Input for this task
■ ■ ■ ■ ■ ■ ■
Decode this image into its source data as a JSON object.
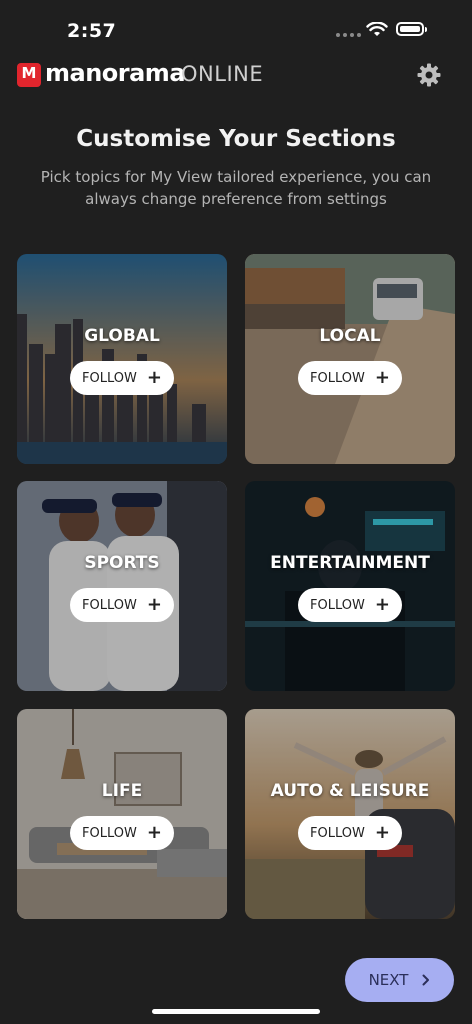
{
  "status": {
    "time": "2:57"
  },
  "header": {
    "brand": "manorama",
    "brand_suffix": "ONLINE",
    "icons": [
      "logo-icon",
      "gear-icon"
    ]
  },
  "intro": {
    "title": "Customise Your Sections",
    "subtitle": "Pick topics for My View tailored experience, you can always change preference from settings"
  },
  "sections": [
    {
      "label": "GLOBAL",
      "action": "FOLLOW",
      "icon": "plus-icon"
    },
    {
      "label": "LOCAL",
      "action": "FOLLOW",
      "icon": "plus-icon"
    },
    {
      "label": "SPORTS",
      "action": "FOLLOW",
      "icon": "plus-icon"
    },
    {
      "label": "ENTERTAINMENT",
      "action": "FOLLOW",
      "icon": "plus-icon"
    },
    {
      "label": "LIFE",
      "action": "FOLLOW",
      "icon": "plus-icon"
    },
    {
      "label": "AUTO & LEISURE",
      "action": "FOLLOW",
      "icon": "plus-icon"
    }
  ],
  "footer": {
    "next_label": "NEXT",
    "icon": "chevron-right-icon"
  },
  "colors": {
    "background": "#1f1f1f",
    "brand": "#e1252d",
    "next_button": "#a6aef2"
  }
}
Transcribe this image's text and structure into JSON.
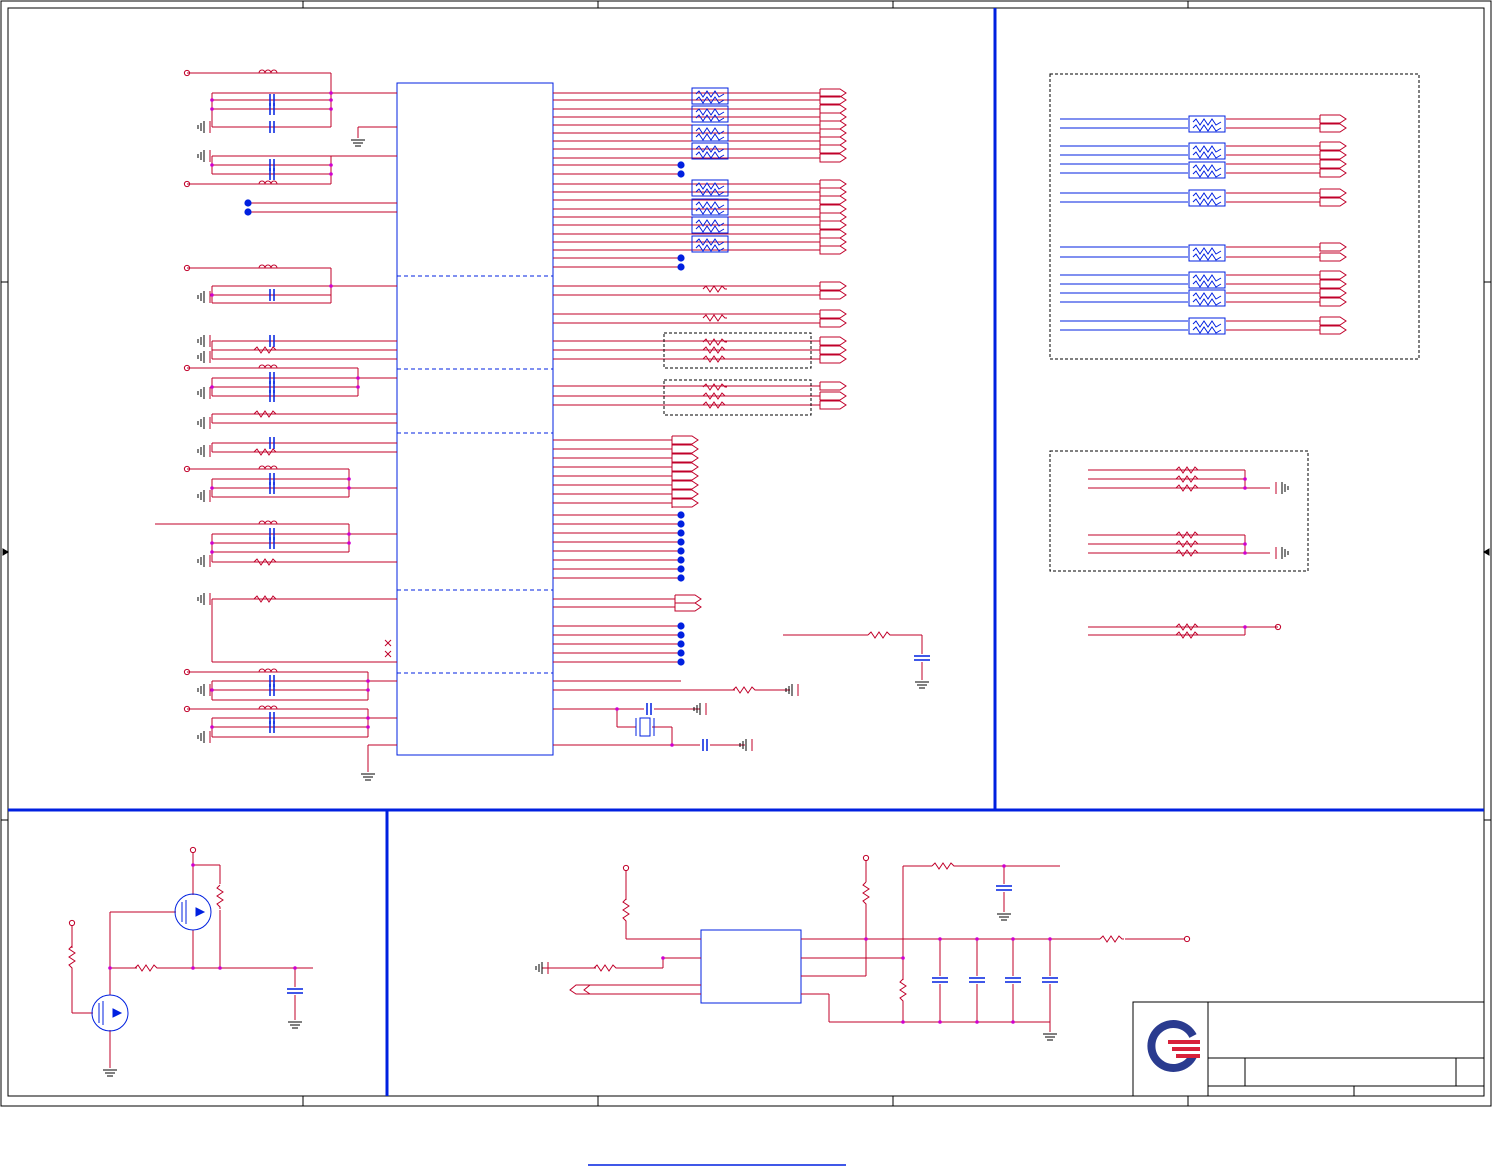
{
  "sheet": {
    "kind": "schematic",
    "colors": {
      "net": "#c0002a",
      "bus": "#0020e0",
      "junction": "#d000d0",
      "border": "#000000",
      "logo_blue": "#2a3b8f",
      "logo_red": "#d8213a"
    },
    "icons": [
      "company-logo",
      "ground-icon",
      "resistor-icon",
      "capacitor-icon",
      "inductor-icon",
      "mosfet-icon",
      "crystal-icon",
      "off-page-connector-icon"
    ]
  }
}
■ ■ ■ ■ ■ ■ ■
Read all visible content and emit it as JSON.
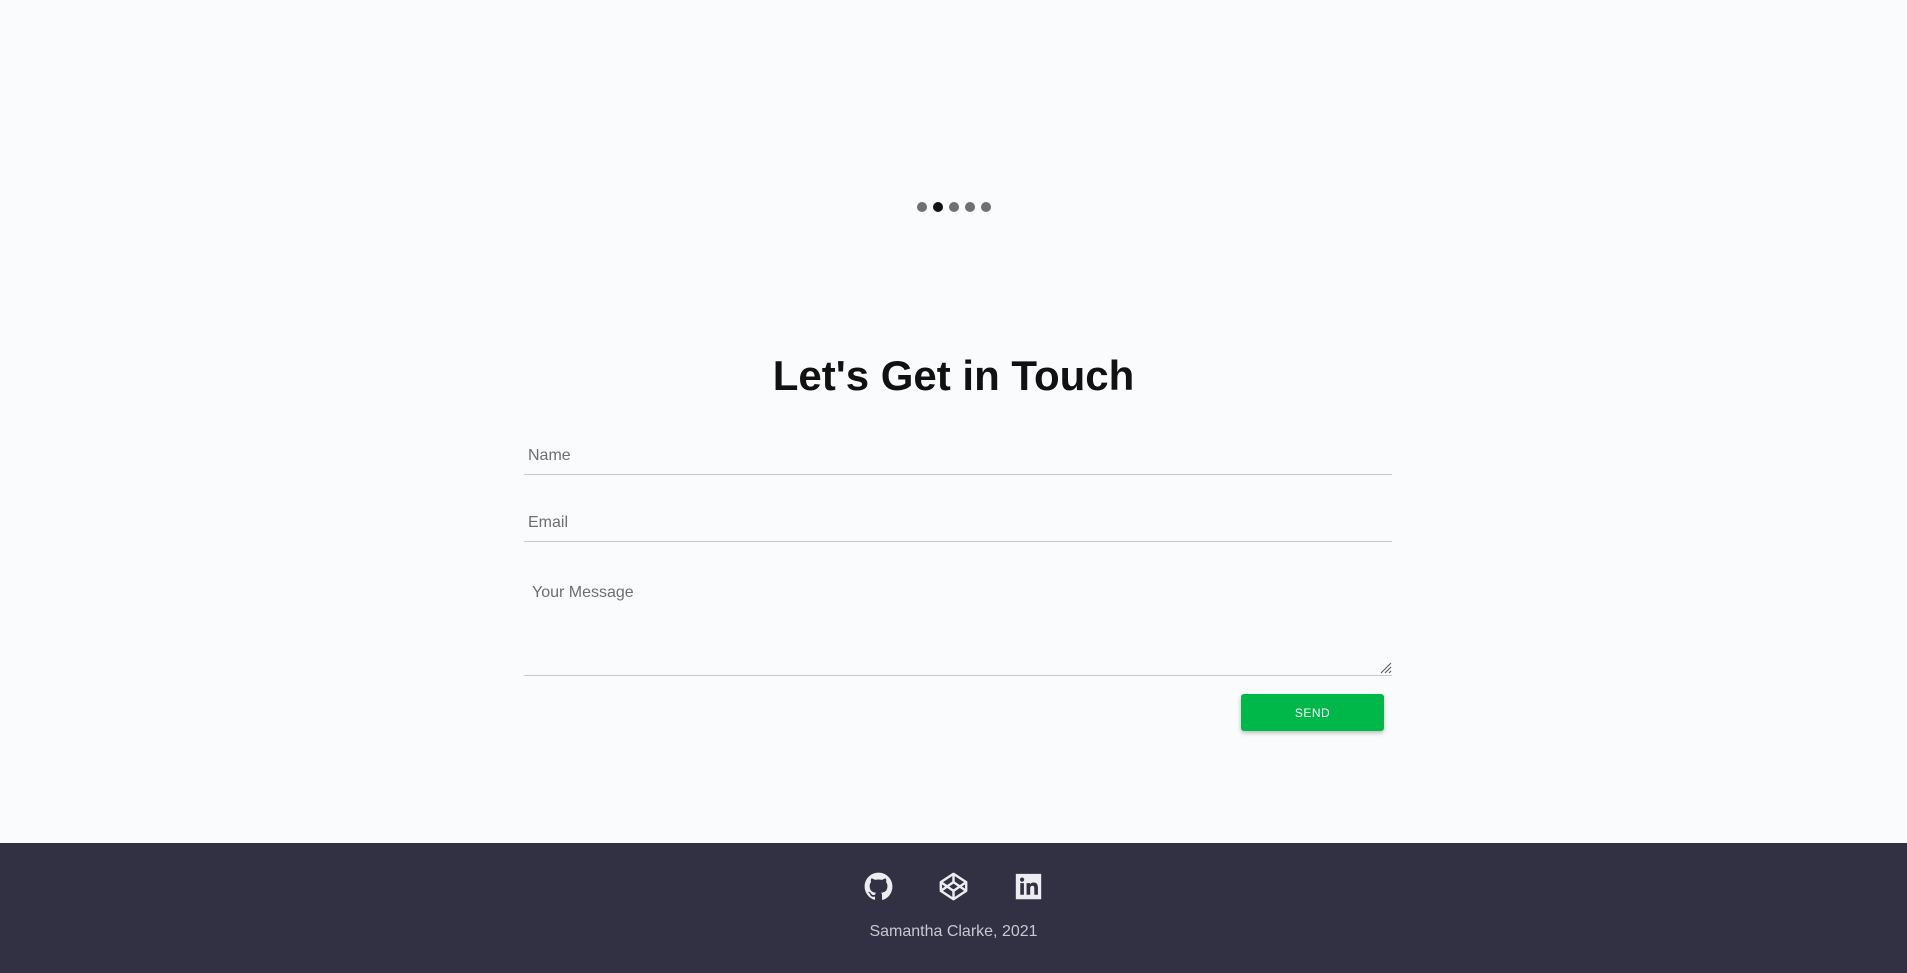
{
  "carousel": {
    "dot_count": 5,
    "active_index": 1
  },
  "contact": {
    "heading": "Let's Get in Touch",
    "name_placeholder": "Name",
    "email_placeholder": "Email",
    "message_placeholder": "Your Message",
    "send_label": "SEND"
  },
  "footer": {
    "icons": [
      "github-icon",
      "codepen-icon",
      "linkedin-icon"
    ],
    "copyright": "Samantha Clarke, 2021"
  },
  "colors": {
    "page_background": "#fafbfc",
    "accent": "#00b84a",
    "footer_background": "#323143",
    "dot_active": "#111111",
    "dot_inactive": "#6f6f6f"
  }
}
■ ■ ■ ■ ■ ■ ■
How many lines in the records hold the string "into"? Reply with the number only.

2